[SINGAPORE] Cosco Shipping Holdings Co offered US$6.3 billion to acquire the container carrier controlled by former Hong Kong Chief Executive Tung Chee-hwa's family in a deal that would catapult the mainland Chinese group into world's third-largest shipping line.
State-owned Cosco will pay shareholders of Orient Overseas International Ltd, Hong Kong's No 1 box mover, HK$78.67 (S$13.97) a share in cash, a 31 per cent premium over the stock's last closing price, according to exchange filings on Sunday. The Tung family, which founded Orient Overseas Container Line in 1969, has accepted the offer, which still needs regulatory approvals and consent from Cosco's investors.
The combined entity would surpass France's CMA CGM SA and move closer to AP Moller-Maersk A/S and Mediterranean Shipping Co by capacity. Container lines from Denmark to Japan have pursued acquisitions as too many ships and companies chasing the same trade has led to a collapse in freight rates and burgeoning losses, reasons that pushed Hanjin Shipping Co of Korea into bankruptcy last year.

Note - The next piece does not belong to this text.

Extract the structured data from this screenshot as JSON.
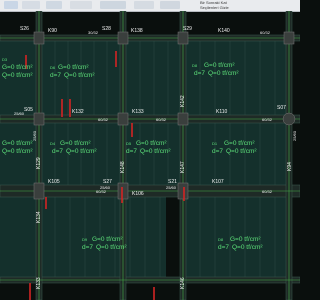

"This looks like a happy ending for both parties," said Han Ning, China director for Drewry Shipping Consultants Ltd. "Cosco can benefit from OOCL's strong presence on routes from the Far East to Australia and to the US. The company's operational efficiency has long been admired by outsiders as well." The enlarged company will operate more than 400 vessels with capacity exceeding 2.9 million twenty-foot equivalent units, including order book. Cosco currently has a market share of 8.4 per cent while Orient Overseas has 3.2 per cent, according to Alphaliner. Their combined 11.6 per cent share would make the merged entity the third-biggest container-shipping company, overtaking CMA CGM with 11.2 per cent, according to the shipping data provider.
UBS Group AG advised the buyers, while JPMorgan Chase & Co worked with Orient Overseas.
Mr Tung's family controls Orient Overseas International with about 69 per cent holding. Shares of the company have rallied almost 90 per cent this year in Hong Kong, compared with a 15 per cent gain in the benchmark Hang Seng Index.
If the offer is accepted by the rest of the shareholders, Cosco and its unit will have to pay a total of about HK$49.2 billion to close the transaction, they said.